In late 2002, the UGTG union was involved in a dispute, lasting several months, with a company managing the Texaco petrol distribution network in Guadeloupe, over the terms and conditions for the takeover of a Texaco petrol station. A few days after Accor announced its intention to pull out of Guadeloupe and in the face of Texaco’s refusal to negotiate, UGTG issued a 'general strike call', which paralysed the island’s petrol distribution system. Violent clashes with law and order forces at a refinery depot led to the militant pro-independence activist, Gabriel Bourguignon, being jailed. This led to further outbreaks of violence on the island. The hard-line action helped to strengthen UGTG and to raise its profile in the press.
The outcome of the elections among employees of representatives on France's joint industrial tribunal s (conseils de prud'hommes) held on 11 December 2002 (FR0301107F) underscored the growing influence of UGTG in Guadeloupe. The turn-out in these elections was lower than in continental France (at 28 %). Nevertheless, UGTG succeeded in building on its 1997 election success. The union won 21 out of a possible 48 seats, up from 19 in 1997. It did best in Pointe-à-Pitre, the major centre of employment on the island, and scored especially highly in those sectors which have experienced major disputes over the past three or four years. These included the wholesale and retail sector in Pointe-à-Pitre, non civil-servant local authority officials and workers at service stations and in the Moule region sugar cane and related products industry.
The Guadeloupe General Confederation of Labour (Confédération générale du travail de Guadeloupe, CGTG) came second in the election with 15 seats. This trade union is particularly well represented among agricultural workers on banana plantations in the Basse-Terre area.

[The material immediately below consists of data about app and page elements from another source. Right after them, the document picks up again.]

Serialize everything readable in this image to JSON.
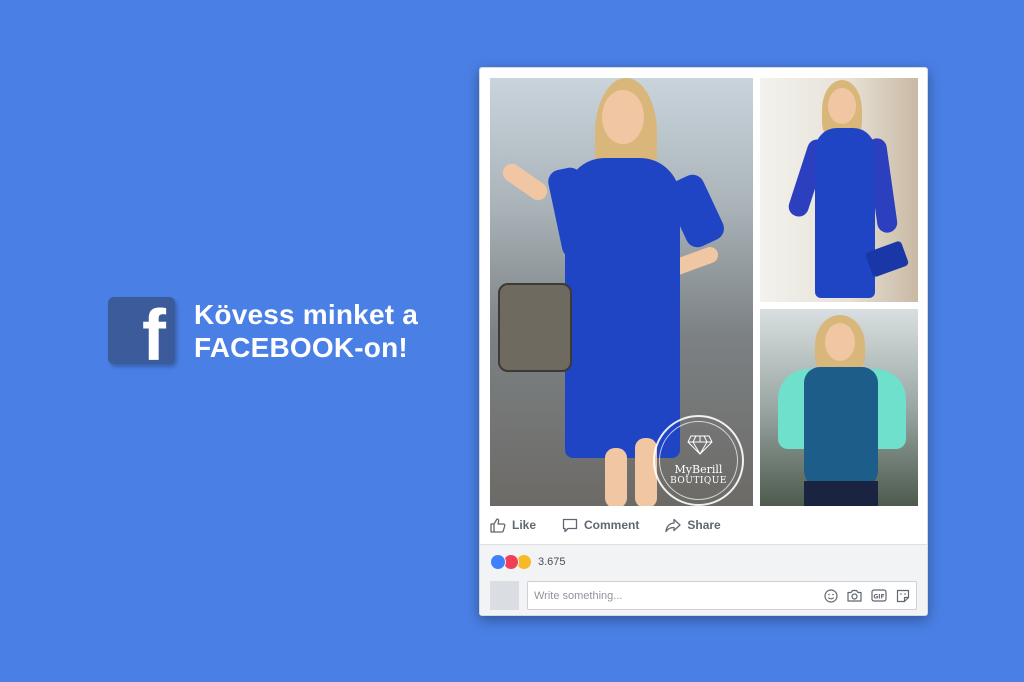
{
  "promo": {
    "line1": "Kövess minket a",
    "line2": "FACEBOOK-on!",
    "logo_icon": "facebook-f-icon"
  },
  "post": {
    "watermark": {
      "line1": "MyBerill",
      "line2": "BOUTIQUE"
    },
    "actions": [
      {
        "label": "Like",
        "icon": "thumbs-up-icon"
      },
      {
        "label": "Comment",
        "icon": "comment-icon"
      },
      {
        "label": "Share",
        "icon": "share-icon"
      }
    ],
    "reaction_count": "3.675",
    "composer": {
      "placeholder": "Write something...",
      "icons": [
        "emoji-icon",
        "camera-icon",
        "gif-icon",
        "sticker-icon"
      ]
    }
  },
  "colors": {
    "background": "#4a80e6",
    "facebook_blue": "#3b5b9a",
    "dress_blue": "#1f45c4"
  }
}
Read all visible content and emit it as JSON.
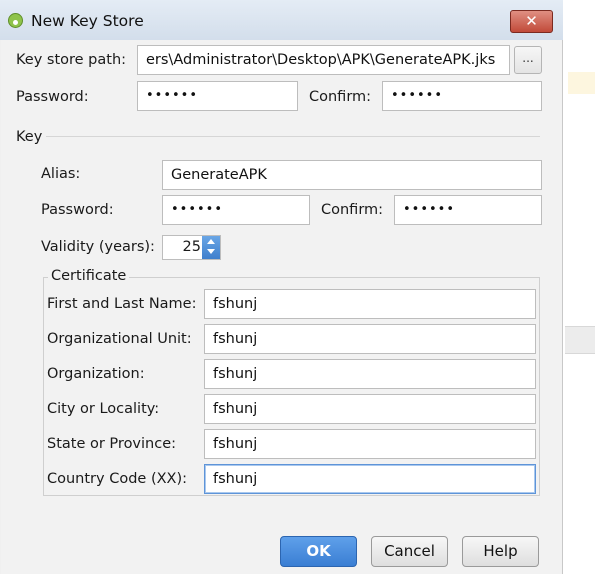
{
  "window": {
    "title": "New Key Store",
    "close_label": "✕"
  },
  "keystore": {
    "path_label": "Key store path:",
    "path_value": "ers\\Administrator\\Desktop\\APK\\GenerateAPK.jks",
    "browse_label": "...",
    "password_label": "Password:",
    "password_value": "••••••",
    "confirm_label": "Confirm:",
    "confirm_value": "••••••"
  },
  "key": {
    "section_label": "Key",
    "alias_label": "Alias:",
    "alias_value": "GenerateAPK",
    "password_label": "Password:",
    "password_value": "••••••",
    "confirm_label": "Confirm:",
    "confirm_value": "••••••",
    "validity_label": "Validity (years):",
    "validity_value": "25"
  },
  "certificate": {
    "section_label": "Certificate",
    "fields": [
      {
        "label": "First and Last Name:",
        "value": "fshunj"
      },
      {
        "label": "Organizational Unit:",
        "value": "fshunj"
      },
      {
        "label": "Organization:",
        "value": "fshunj"
      },
      {
        "label": "City or Locality:",
        "value": "fshunj"
      },
      {
        "label": "State or Province:",
        "value": "fshunj"
      },
      {
        "label": "Country Code (XX):",
        "value": "fshunj"
      }
    ]
  },
  "buttons": {
    "ok": "OK",
    "cancel": "Cancel",
    "help": "Help"
  }
}
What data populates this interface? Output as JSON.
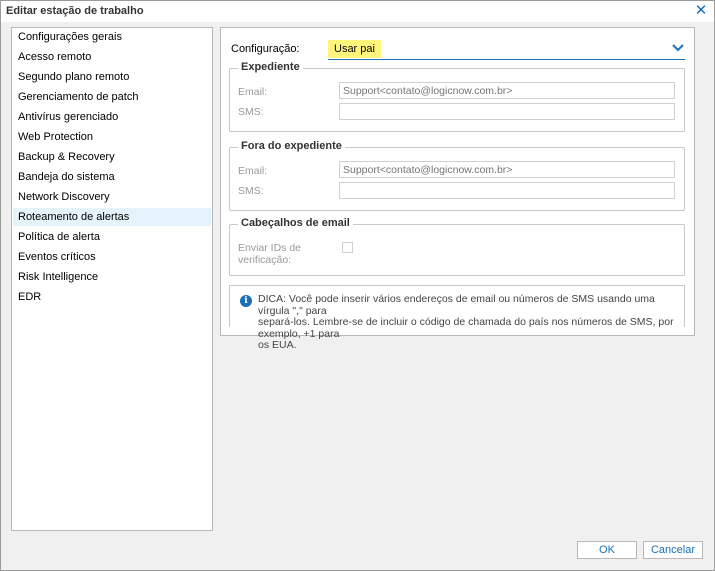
{
  "window": {
    "title": "Editar estação de trabalho",
    "close_icon": "close-icon"
  },
  "sidebar": {
    "items": [
      {
        "label": "Configurações gerais"
      },
      {
        "label": "Acesso remoto"
      },
      {
        "label": "Segundo plano remoto"
      },
      {
        "label": "Gerenciamento de patch"
      },
      {
        "label": "Antivírus gerenciado"
      },
      {
        "label": "Web Protection"
      },
      {
        "label": "Backup & Recovery"
      },
      {
        "label": "Bandeja do sistema"
      },
      {
        "label": "Network Discovery"
      },
      {
        "label": "Roteamento de alertas",
        "selected": true
      },
      {
        "label": "Política de alerta"
      },
      {
        "label": "Eventos críticos"
      },
      {
        "label": "Risk Intelligence"
      },
      {
        "label": "EDR"
      }
    ]
  },
  "config": {
    "label": "Configuração:",
    "value": "Usar pai",
    "highlight": "#fff57a"
  },
  "expediente": {
    "title": "Expediente",
    "email_label": "Email:",
    "email_placeholder": "Support<contato@logicnow.com.br>",
    "sms_label": "SMS:",
    "sms_value": ""
  },
  "fora": {
    "title": "Fora do expediente",
    "email_label": "Email:",
    "email_placeholder": "Support<contato@logicnow.com.br>",
    "sms_label": "SMS:",
    "sms_value": ""
  },
  "headers": {
    "title": "Cabeçalhos de email",
    "send_ids_label_1": "Enviar IDs de",
    "send_ids_label_2": "verificação:",
    "checked": false
  },
  "tip": {
    "icon": "info-icon",
    "line1": "DICA: Você pode inserir vários endereços de email ou números de SMS usando uma vírgula \",\" para",
    "line2": "separá-los. Lembre-se de incluir o código de chamada do país nos números de SMS, por exemplo, +1 para",
    "line3": "os EUA."
  },
  "buttons": {
    "ok": "OK",
    "cancel": "Cancelar"
  },
  "colors": {
    "accent": "#1a6fb5",
    "selected_bg": "#e5f3fb"
  }
}
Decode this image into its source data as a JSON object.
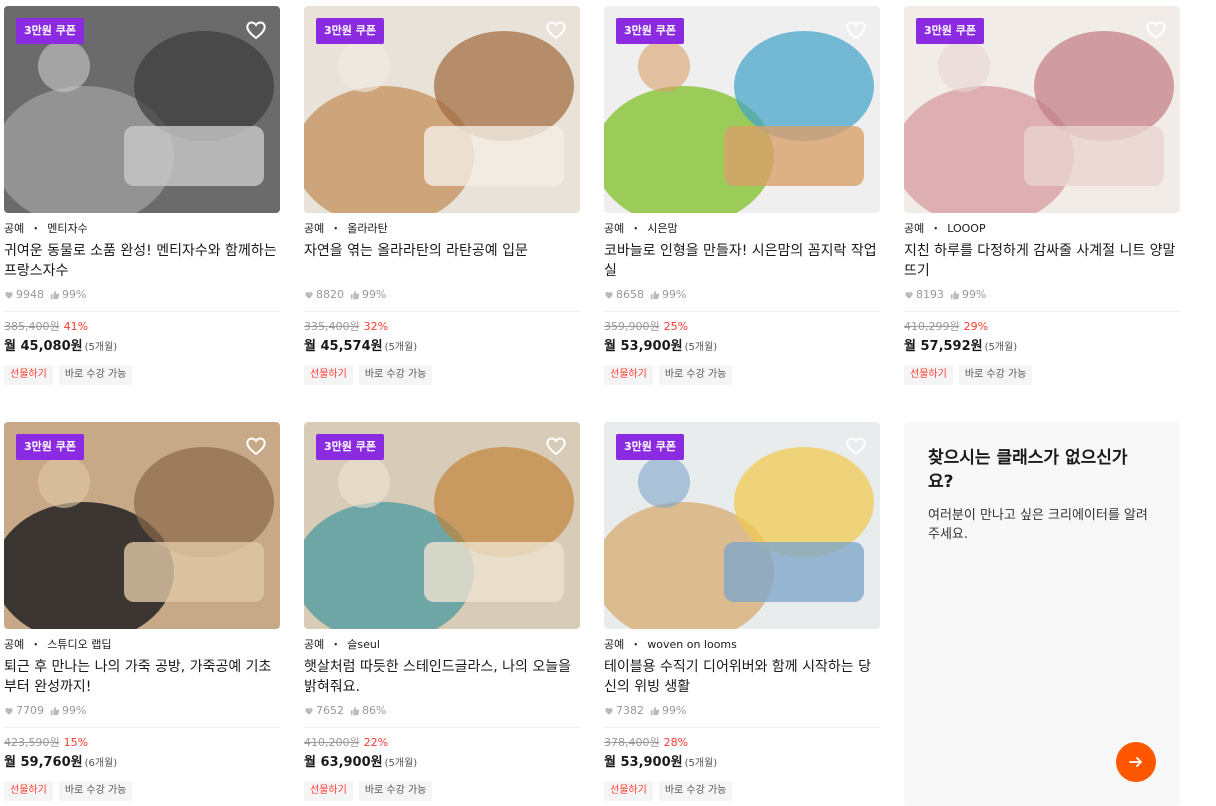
{
  "cards": [
    {
      "coupon": "3만원 쿠폰",
      "category": "공예",
      "creator": "멘티자수",
      "title": "귀여운 동물로 소품 완성! 멘티자수와 함께하는 프랑스자수",
      "likes": "9948",
      "rating": "99%",
      "original_price": "385,400원",
      "discount": "41%",
      "monthly_price": "월 45,080원",
      "installment": "(5개월)",
      "tag_gift": "선물하기",
      "tag_now": "바로 수강 가능"
    },
    {
      "coupon": "3만원 쿠폰",
      "category": "공예",
      "creator": "올라라탄",
      "title": "자연을 엮는 올라라탄의 라탄공예 입문",
      "likes": "8820",
      "rating": "99%",
      "original_price": "335,400원",
      "discount": "32%",
      "monthly_price": "월 45,574원",
      "installment": "(5개월)",
      "tag_gift": "선물하기",
      "tag_now": "바로 수강 가능"
    },
    {
      "coupon": "3만원 쿠폰",
      "category": "공예",
      "creator": "시은맘",
      "title": "코바늘로 인형을 만들자! 시은맘의 꼼지락 작업실",
      "likes": "8658",
      "rating": "99%",
      "original_price": "359,900원",
      "discount": "25%",
      "monthly_price": "월 53,900원",
      "installment": "(5개월)",
      "tag_gift": "선물하기",
      "tag_now": "바로 수강 가능"
    },
    {
      "coupon": "3만원 쿠폰",
      "category": "공예",
      "creator": "LOOOP",
      "title": "지친 하루를 다정하게 감싸줄 사계절 니트 양말 뜨기",
      "likes": "8193",
      "rating": "99%",
      "original_price": "410,299원",
      "discount": "29%",
      "monthly_price": "월 57,592원",
      "installment": "(5개월)",
      "tag_gift": "선물하기",
      "tag_now": "바로 수강 가능"
    },
    {
      "coupon": "3만원 쿠폰",
      "category": "공예",
      "creator": "스튜디오 랩딥",
      "title": "퇴근 후 만나는 나의 가죽 공방, 가죽공예 기초부터 완성까지!",
      "likes": "7709",
      "rating": "99%",
      "original_price": "423,590원",
      "discount": "15%",
      "monthly_price": "월 59,760원",
      "installment": "(6개월)",
      "tag_gift": "선물하기",
      "tag_now": "바로 수강 가능"
    },
    {
      "coupon": "3만원 쿠폰",
      "category": "공예",
      "creator": "슬seul",
      "title": "햇살처럼 따듯한 스테인드글라스, 나의 오늘을 밝혀줘요.",
      "likes": "7652",
      "rating": "86%",
      "original_price": "410,200원",
      "discount": "22%",
      "monthly_price": "월 63,900원",
      "installment": "(5개월)",
      "tag_gift": "선물하기",
      "tag_now": "바로 수강 가능"
    },
    {
      "coupon": "3만원 쿠폰",
      "category": "공예",
      "creator": "woven on looms",
      "title": "테이블용 수직기 디어위버와 함께 시작하는 당신의 위빙 생활",
      "likes": "7382",
      "rating": "99%",
      "original_price": "378,400원",
      "discount": "28%",
      "monthly_price": "월 53,900원",
      "installment": "(5개월)",
      "tag_gift": "선물하기",
      "tag_now": "바로 수강 가능"
    }
  ],
  "promo": {
    "title": "찾으시는 클래스가 없으신가요?",
    "description": "여러분이 만나고 싶은 크리에이터를 알려주세요."
  },
  "colors": {
    "coupon": "#8a2be2",
    "discount": "#ff3b30",
    "arrow_button": "#ff5600"
  }
}
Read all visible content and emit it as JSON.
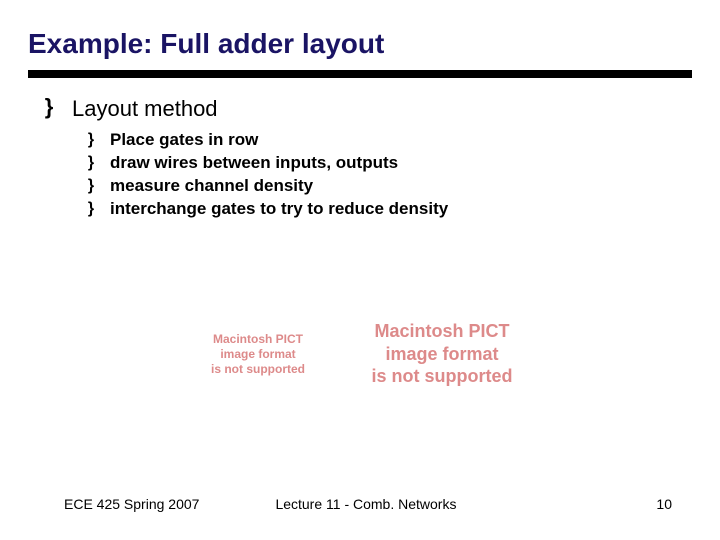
{
  "title": "Example: Full adder layout",
  "main_bullet": {
    "glyph": "}",
    "label": "Layout method"
  },
  "sub_bullets": [
    {
      "glyph": "}",
      "label": "Place gates in row"
    },
    {
      "glyph": "}",
      "label": "draw wires between inputs, outputs"
    },
    {
      "glyph": "}",
      "label": "measure channel density"
    },
    {
      "glyph": "}",
      "label": "interchange gates to try to reduce density"
    }
  ],
  "image_placeholders": {
    "small": "Macintosh PICT\nimage format\nis not supported",
    "large": "Macintosh PICT\nimage format\nis not supported"
  },
  "footer": {
    "left": "ECE 425 Spring 2007",
    "center": "Lecture 11 - Comb. Networks",
    "right": "10"
  }
}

The public authorities and the French government, aware of the developing crisis, have taken the decision to provide additional resources and have begun a process of consultations with local officials with a view to developing new steering legislation for French overseas départements or to overhauling their institutions, mainly through local discussion fora made up of trade unions, employers’ organisations and the local voluntary sector.
Despite these efforts, disputes continue, mainly at the behest of the UGTG union, and particularly among municipal employees. On 14 February 2003, between 3,000 and 6,000 (according to police and organiser figures) people answered a call from eight trade unions to take part in a demonstration organised by UGTG and CGTG in the streets of Pointe-à-Pitre, denouncing the rise in insecure employment. The Guadeloupe United Workers’ Centre (Centrale des travailleurs unis de la Guadeloupe, CTU), affiliated to the French Democratic Confederation of Labour (Confédération française démocratique du travail, CFDT), refused to take part in this action as a protest at alleged assaults and attacks by UGTG on its members.
France's overseas départements have been grappling for some time with weak economies, high unemployment and poor ties to neighbouring economies. Guadeloupe has not escaped these wide-ranging problems. However, the industrial relations climate in Guadeloupe, with its brutal colonial history and vivid memory of the anti-slavery struggle, stands out for its high level of disputes.
In spite of the inconvenience caused to the people of Guadeloupe by the major industrial action and demonstrations that have taken place over the past few months, most workers support them, a fact borne out by the outcome of the industrial tribunal elections. The General Federation of Guadeloupe Workers has – based on a platform which is both industrial relations and political in nature - been more successful than any other trade union in capitalising on the sensitivities of a major section of the working population.
Over and above the need to improve the local economic situation, there is a need to foster a move to social dialogue and calmer but active participation in public life. (Maurice Braud, IRES)